I now know what an Iron Lung looks like. (Thank you, Jennifer L. Holm for making me wonder and thank you Google for making pictures of EVERYTHING so easy to find.) The most horrible part about the Iron Lung is that some people who contracted polio ended up using an Iron Lung for life. I mean, look at these things:

1280px-Iron_lungs

I worry every day that O will catch yet another virus from one of the other babies in his daycare and we’ll end up, yet again, hunkered down for the long haul at Wolfson Children’s Hospital. Doing a little research on polio makes me feel a little paranoid. These days, there’s almost no chance that your typical immunized kid will come down with a deadly casually transmitted disease. (Thank you, Dr. Salk!) And the next time I get all pitiful about O being hooked up to oxygen for almost three weeks:

2013-03-27 In the hospital...again

Next time, I’m going to remind myself of the iron lung, and the fact that he’ll never get polio. And I’m going to remember to be grateful.

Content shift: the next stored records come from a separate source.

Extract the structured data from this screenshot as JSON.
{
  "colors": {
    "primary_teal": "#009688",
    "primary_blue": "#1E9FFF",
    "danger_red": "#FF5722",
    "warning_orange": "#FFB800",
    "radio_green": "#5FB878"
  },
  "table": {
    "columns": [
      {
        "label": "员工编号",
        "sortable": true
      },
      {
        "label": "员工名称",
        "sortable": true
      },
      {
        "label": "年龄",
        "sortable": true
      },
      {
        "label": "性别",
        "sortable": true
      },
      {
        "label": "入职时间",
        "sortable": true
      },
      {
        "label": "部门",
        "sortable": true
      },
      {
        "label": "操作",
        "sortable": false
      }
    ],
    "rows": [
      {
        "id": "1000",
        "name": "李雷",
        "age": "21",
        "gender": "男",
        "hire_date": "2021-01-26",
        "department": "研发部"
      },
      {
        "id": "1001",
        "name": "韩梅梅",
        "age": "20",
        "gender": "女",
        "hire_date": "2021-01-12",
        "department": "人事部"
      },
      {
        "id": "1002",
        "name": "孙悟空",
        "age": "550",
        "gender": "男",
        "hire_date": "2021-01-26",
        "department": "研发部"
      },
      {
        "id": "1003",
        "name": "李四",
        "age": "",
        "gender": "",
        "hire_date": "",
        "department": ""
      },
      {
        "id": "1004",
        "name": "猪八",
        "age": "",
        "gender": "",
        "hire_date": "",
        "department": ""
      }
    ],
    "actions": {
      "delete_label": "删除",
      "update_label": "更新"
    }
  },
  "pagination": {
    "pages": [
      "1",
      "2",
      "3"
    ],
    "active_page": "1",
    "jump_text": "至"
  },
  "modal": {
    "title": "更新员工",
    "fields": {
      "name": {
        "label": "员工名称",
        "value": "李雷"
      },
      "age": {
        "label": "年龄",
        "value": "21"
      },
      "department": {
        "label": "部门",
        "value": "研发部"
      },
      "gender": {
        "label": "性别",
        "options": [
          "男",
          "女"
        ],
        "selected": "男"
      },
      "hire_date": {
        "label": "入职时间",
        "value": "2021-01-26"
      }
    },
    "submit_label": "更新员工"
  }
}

From Jennifer Holm’s website:

It’s 1953 and 11-year-old Penny dreams of a summer of butter pecan ice cream, swimming, and baseball. But nothing’s that easy in Penny’s family. For starters, she can’t go swimming because her mother’s afraid she’ll catch polio at the pool. To make matters worse, her favorite uncle is living in a car. Her Nonny cries every time her father’s name is mentioned. And the two sides of her family aren’t speaking to each other!

Penny From Heaven was an enjoyable flashback to a bygone era, but Turtle in Paradise is still my favorite of Holm’s three Newbery honored books. I listened to Turtle long before I started The Newbery Project. I’ll be reading (or listening to) it again when I’ve finished the rest of the Newbery books from the 2000s. A little piece of me wonders — will I love it as much the second time, now that I’ve read so many other wonderful books for kids?

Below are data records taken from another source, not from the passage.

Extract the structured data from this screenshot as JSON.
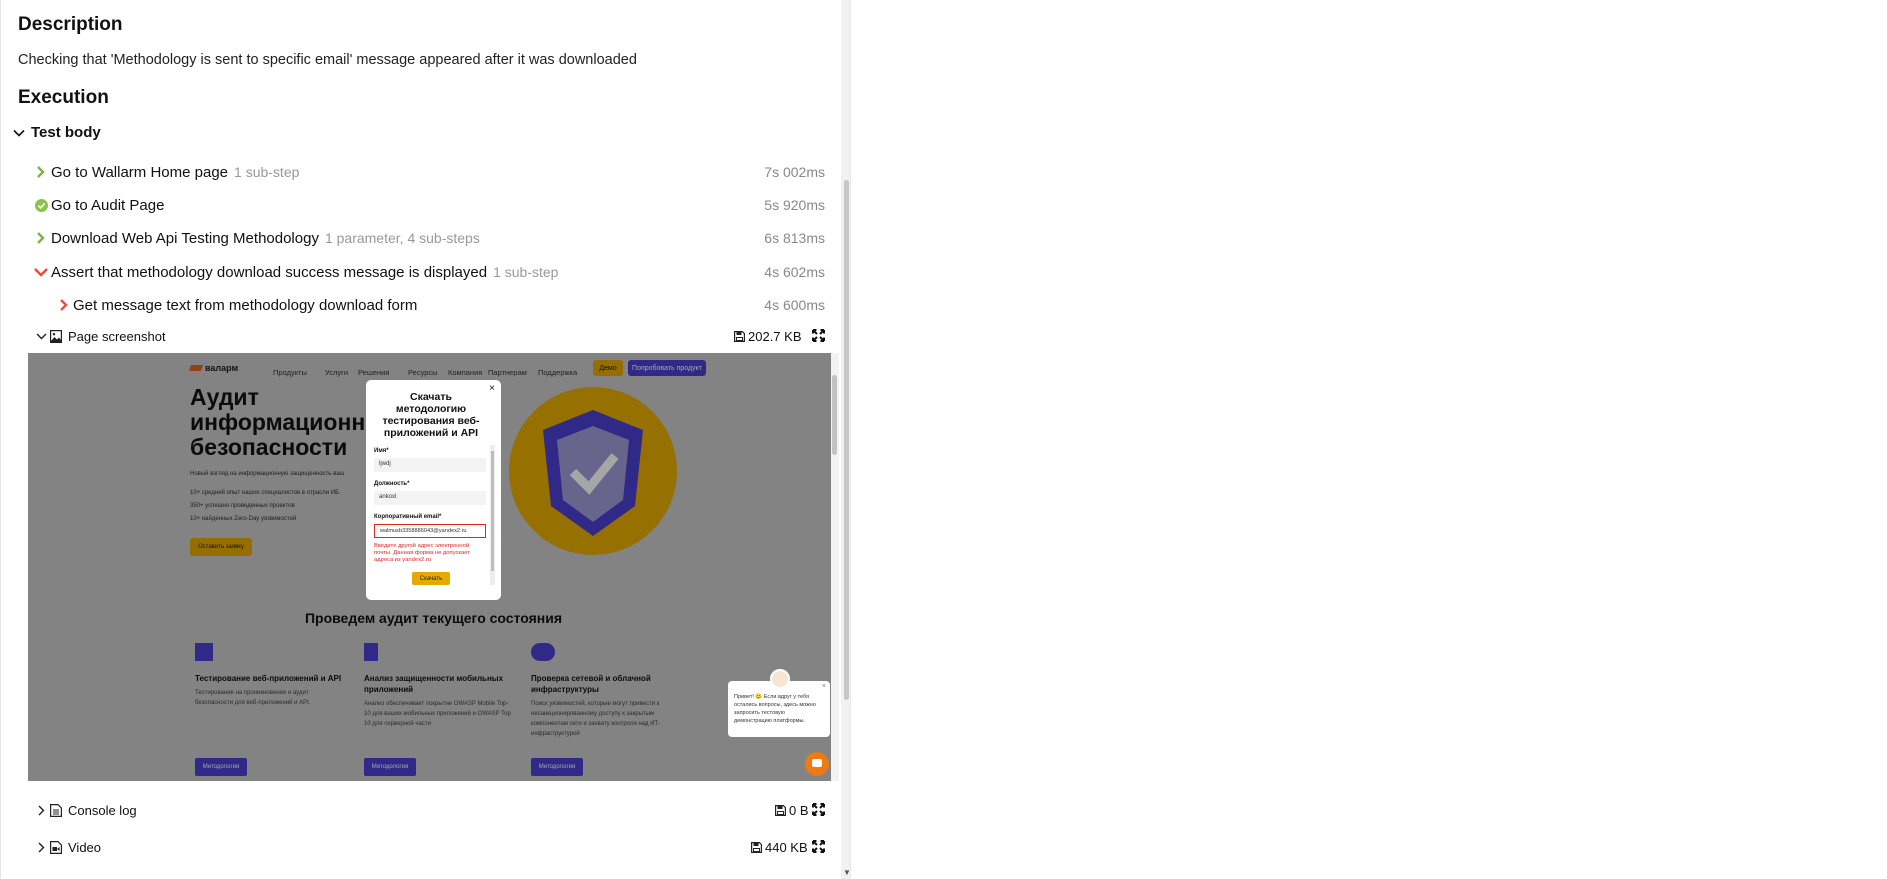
{
  "description": {
    "heading": "Description",
    "text": "Checking that 'Methodology is sent to specific email' message appeared after it was downloaded"
  },
  "execution": {
    "heading": "Execution",
    "test_body_label": "Test body",
    "steps": [
      {
        "name": "Go to Wallarm Home page",
        "meta": "1 sub-step",
        "duration": "7s 002ms",
        "status": "passed",
        "icon": "chevron-right-icon"
      },
      {
        "name": "Go to Audit Page",
        "meta": "",
        "duration": "5s 920ms",
        "status": "passed",
        "icon": "check-circle-icon"
      },
      {
        "name": "Download Web Api Testing Methodology",
        "meta": "1 parameter, 4 sub-steps",
        "duration": "6s 813ms",
        "status": "passed",
        "icon": "chevron-right-icon"
      },
      {
        "name": "Assert that methodology download success message is displayed",
        "meta": "1 sub-step",
        "duration": "4s 602ms",
        "status": "failed",
        "icon": "chevron-down-icon"
      },
      {
        "name": "Get message text from methodology download form",
        "meta": "",
        "duration": "4s 600ms",
        "status": "failed",
        "icon": "chevron-right-icon"
      }
    ],
    "attachments": [
      {
        "label": "Page screenshot",
        "size": "202.7 KB",
        "expanded": true,
        "icon": "image-file-icon"
      },
      {
        "label": "Console log",
        "size": "0 B",
        "expanded": false,
        "icon": "text-file-icon"
      },
      {
        "label": "Video",
        "size": "440 KB",
        "expanded": false,
        "icon": "video-file-icon"
      }
    ]
  },
  "screenshot": {
    "logo": "валарм",
    "nav": [
      "Продукты",
      "Услуги",
      "Решения",
      "Ресурсы",
      "Компания",
      "Партнерам",
      "Поддержка"
    ],
    "nav_demo": "Демо",
    "nav_try": "Попробовать продукт",
    "hero_title": "Аудит информационной безопасности",
    "hero_sub": "Новый взгляд на информационную защищенность ваш",
    "hero_bullets": [
      "10+ средний опыт наших специалистов в отрасли ИБ",
      "350+ успешно проведенных проектов",
      "10+ найденных Zero-Day уязвимостей"
    ],
    "hero_button": "Оставить заявку",
    "section_title": "Проведем аудит текущего состояния",
    "cards": [
      {
        "title": "Тестирование веб-приложений и API",
        "text": "Тестирование на проникновение и аудит безопасности для веб-приложений и API.",
        "button": "Методология"
      },
      {
        "title": "Анализ защищенности мобильных приложений",
        "text": "Анализ обеспечивает покрытие OWASP Mobile Top-10 для ваших мобильных приложений и OWASP Top 10 для серверной части",
        "button": "Методология"
      },
      {
        "title": "Проверка сетевой и облачной инфраструктуры",
        "text": "Поиск уязвимостей, которые могут привести к несанкционированному доступу к закрытым компонентам сети и захвату контроля над ИТ-инфраструктурой",
        "button": "Методология"
      }
    ],
    "modal": {
      "title": "Скачать методологию тестирования веб-приложений и API",
      "close": "×",
      "name_label": "Имя*",
      "name_value": "ljwdj",
      "position_label": "Должность*",
      "position_value": "ankoxl",
      "email_label": "Корпоративный email*",
      "email_value": "walmusb3358886043@yandex2.ru",
      "error": "Введите другой адрес электронной почты. Данная форма не допускает адреса из yandex2.ru",
      "button": "Скачать"
    },
    "chat": {
      "text": "Привет! 😊 Если вдруг у тебя остались вопросы, здесь можно запросить тестовую демонстрацию платформы.",
      "close": "×"
    }
  },
  "colors": {
    "passed": "#8bc34a",
    "failed": "#e74c3c",
    "accent_yellow": "#e6a900",
    "accent_blue": "#4b3fd1"
  }
}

Stay tuned to find out.

Penny from Heaven, by Jennifer L. Holm; Narrated by Amber Rose Sealey

Newbery Honor – 2007

A.R. Level: 4.0; Middle Grades